During Mr. Harder’s next scheduled appointment, his blood sugar levels were worse. Ellen and the doctor visited with him, and they convinced him that he must take steps to better manage his diabetes or else risk serious complications. Although he continued to refuse insulin, he understood the severity of the situation and was willing to make some changes.

Over the next several months, Ellen and the doctor, along with Mr. Harder and his wife, worked as a team to manage Mr. Harder’s diabetes. Through this team approach — along with patience and education — Mr. Harder eventually agreed to try insulin, and the clinic helped him secure financial assistance to pay for it.

Improving outcomes

As Mr. Harder’s health improved, he grew more confident in his relationship with Ellen and with the doctor’s guidance. They taught Mr. Harder how he could better manage his diabetes while still eating the foods he enjoyed, and he trusted that Ellen and the doctor were making recommendations that were in his best interest.

Mr. Harder became very involved with his own care, and he was proud of his progress. After six months of incorporating better diet and exercise into his routine, his blood sugar levels improved significantly.

Although Ellen eventually moved into a new role, her relationship with Mr. Harder continued. Because they talk from time to time, Mr. Harder’s wife was able to share other medical concerns that her husband was facing. Of course, Ellen stepped in and coordinated with Mr. Harder’s care team to help.

“Being a patient advocate is a very important part of being a care manager,” said Ellen. “It can be challenging, and it takes time to earn a patient’s trust – but it’s incredibly rewarding when we break barriers and help patients enjoy healthier, happier lives.”

About Health Partners Network and HP2

The Northeast Georgia Health Partners Network — which is a wholly-owned subsidiary of the Northeast Georgia Health System (NGHS) — is a network of over 1,600 community and regional physicians and hospitals, including those within NGHS and others across the region.

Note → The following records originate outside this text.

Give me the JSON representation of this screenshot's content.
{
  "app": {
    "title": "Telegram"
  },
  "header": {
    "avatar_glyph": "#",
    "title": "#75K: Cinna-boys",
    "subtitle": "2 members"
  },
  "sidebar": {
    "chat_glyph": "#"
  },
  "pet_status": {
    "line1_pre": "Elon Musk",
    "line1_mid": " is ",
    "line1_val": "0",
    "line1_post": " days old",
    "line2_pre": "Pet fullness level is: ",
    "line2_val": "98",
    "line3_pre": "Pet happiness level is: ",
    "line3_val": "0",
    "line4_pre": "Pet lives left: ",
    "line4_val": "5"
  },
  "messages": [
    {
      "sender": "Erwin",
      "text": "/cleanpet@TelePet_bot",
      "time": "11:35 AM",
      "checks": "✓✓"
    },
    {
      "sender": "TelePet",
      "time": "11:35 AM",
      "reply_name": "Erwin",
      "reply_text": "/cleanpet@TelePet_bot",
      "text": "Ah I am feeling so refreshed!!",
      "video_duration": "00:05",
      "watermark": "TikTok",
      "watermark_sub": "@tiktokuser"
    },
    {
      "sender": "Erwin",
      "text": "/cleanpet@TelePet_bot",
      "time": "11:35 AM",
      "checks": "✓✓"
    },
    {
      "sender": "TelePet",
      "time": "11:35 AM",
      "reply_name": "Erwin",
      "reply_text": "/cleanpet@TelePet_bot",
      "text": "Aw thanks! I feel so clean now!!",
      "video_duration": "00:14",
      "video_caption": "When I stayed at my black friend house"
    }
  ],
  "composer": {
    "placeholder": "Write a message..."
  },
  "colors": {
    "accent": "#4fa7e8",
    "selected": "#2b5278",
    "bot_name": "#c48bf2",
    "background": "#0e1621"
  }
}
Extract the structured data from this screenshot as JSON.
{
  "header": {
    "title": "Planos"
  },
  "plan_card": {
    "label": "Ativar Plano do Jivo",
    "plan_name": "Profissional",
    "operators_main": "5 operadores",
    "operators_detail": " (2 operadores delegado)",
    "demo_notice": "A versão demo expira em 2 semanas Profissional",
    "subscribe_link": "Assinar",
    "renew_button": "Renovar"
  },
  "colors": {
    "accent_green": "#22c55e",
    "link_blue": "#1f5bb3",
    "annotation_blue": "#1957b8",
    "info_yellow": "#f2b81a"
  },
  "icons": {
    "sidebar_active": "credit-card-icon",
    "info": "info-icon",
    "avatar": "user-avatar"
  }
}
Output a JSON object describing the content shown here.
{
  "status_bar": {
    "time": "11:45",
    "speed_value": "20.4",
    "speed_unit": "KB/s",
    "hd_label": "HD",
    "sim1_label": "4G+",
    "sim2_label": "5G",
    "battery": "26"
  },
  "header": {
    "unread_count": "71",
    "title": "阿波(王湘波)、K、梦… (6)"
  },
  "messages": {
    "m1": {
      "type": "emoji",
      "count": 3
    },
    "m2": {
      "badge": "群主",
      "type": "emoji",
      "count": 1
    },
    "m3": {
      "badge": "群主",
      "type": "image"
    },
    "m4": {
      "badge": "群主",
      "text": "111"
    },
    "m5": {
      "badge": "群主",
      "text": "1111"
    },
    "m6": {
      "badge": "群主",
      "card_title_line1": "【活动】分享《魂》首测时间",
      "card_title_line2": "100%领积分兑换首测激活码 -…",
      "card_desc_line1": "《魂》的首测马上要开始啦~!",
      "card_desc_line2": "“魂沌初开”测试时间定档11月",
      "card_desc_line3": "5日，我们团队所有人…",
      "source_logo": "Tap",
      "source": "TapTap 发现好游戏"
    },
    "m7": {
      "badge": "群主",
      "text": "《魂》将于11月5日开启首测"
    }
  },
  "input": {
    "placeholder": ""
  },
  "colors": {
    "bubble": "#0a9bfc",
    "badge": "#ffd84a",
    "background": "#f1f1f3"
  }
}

The HP2 network brings together physicians and advanced practice practitioners from Northeast Georgia Medical Center, Longstreet Clinic, Georgia Heart Institute (formerly known as The Heart Center of Northeast Georgia Medical Center), Northeast Georgia Physicians Group, and other independent practices throughout our region.

Our network providers share a commitment to improving outcomes for patients. We work together to improve care access, reduce unnecessary tests and hospital admissions while providing individualized care.